Number 4 – Joe Cronin
Another retired number, as the Sox retired the number four in honor of Cronin. Cronin spent seven seasons as a full-time player before he started focusing more on managing the club and being limited to mostly pinch-hitting. Despite this role, Cronin batted over .300 with an OPS over .900 each of his first two seasons doing so.
Cronin made five all-star teams with the Red Sox and had two top ten MVP finishes. From 1937-41 he batted over .300 four times, posting a .307/.404/.504/.909 line during that time period. He averaged 19 home runs and 103 runs batted in during that time. He was the Red Sox manager from 1935-47. After, Cronin went on to become general manager, president and treasurer of the team before moving on to the role of American League president.
As a close second, Jackie Jensen deserves a few words.
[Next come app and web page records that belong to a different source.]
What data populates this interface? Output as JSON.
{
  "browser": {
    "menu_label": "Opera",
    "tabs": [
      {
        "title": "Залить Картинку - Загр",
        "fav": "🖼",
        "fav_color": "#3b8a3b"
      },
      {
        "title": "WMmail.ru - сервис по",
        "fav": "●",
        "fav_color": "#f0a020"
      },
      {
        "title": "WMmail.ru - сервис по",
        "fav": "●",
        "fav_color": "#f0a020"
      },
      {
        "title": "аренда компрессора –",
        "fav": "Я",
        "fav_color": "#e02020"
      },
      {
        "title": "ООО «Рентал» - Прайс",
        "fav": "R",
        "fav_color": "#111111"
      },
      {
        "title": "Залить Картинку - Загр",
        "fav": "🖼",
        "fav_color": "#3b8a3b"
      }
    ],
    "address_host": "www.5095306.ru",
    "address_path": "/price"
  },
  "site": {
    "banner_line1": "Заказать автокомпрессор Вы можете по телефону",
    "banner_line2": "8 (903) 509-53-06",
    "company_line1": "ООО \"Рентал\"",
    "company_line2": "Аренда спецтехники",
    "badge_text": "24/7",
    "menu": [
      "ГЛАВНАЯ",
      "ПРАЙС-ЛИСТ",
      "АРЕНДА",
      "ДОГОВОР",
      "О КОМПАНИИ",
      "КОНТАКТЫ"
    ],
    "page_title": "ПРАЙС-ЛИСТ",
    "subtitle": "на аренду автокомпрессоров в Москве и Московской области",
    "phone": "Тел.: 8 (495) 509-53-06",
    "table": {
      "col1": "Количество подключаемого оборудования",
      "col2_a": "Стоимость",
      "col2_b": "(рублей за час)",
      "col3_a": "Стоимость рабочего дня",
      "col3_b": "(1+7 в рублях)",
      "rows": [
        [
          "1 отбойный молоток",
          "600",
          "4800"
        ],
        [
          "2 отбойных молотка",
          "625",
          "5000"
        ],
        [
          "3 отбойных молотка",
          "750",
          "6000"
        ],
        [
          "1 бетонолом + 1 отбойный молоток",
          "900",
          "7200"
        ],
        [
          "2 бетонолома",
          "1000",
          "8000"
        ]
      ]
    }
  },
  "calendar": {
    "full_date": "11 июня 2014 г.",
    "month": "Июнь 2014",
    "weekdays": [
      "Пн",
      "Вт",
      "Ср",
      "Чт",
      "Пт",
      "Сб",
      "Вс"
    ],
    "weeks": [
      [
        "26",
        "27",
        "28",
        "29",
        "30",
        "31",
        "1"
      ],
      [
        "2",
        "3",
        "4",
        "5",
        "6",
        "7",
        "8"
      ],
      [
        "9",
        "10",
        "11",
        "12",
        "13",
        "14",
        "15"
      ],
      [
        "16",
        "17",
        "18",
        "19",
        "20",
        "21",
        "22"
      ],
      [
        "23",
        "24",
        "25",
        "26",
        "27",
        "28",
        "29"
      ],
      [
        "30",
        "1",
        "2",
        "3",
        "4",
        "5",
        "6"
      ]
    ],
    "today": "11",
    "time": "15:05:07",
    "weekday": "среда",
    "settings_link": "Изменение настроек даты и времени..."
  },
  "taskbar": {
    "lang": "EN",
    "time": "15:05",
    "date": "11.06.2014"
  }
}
Jensen hit 20+ home runs in each of his first six seasons with the Red Sox, averaging a season of .285 with 26 home runs and 111 RBI. He was the 1958 MVP and won a Gold Glove the following season.
Number 5 – Nomar Garciaparra
During his time in Boston, Nomar was one of the most popular players the franchise had ever seen. Around Fenway Park, around the city, you could hear people yell “Nomaaahhh!” Arguably the greatest shortstop in franchise history, the uniform number five is synonymous with Nomar for an entire generation of fans.
Nomar came up with much fanfare and won the Rookie of the Year in 1997. He hit 30 home runs and led the league in hits that season. In year two, Nomar finished runner-up for the MVP Award. The following two seasons he was batting champion, hitting .357 and .372. Nomar was getting better and better, before an Al Reyes pitch hit him on the wrist, requiring surgery the following season. Nomar was still an excellent player when he came back, but wasn’t quite the same. His averages fell to .310 and .301 his next two full seasons. However, he did hit 52 home runs and drove in 225 runs over those two seasons. He also led the league with an astounding 56 doubles in 2002.
Things didn’t end on the best terms in Boston for Nomar, but he should be remembered for what he did with the team and for how much the fans loved him. He batted .323 with a .923 OPS during his time in Boston. Nomar hit 50 doubles twice and eclipsed 40 two other seasons. In his six full seasons with the Sox, Nomar hit over 20 home runs in all six. He is truly a Red Sox legend.
Featured picture from NBC News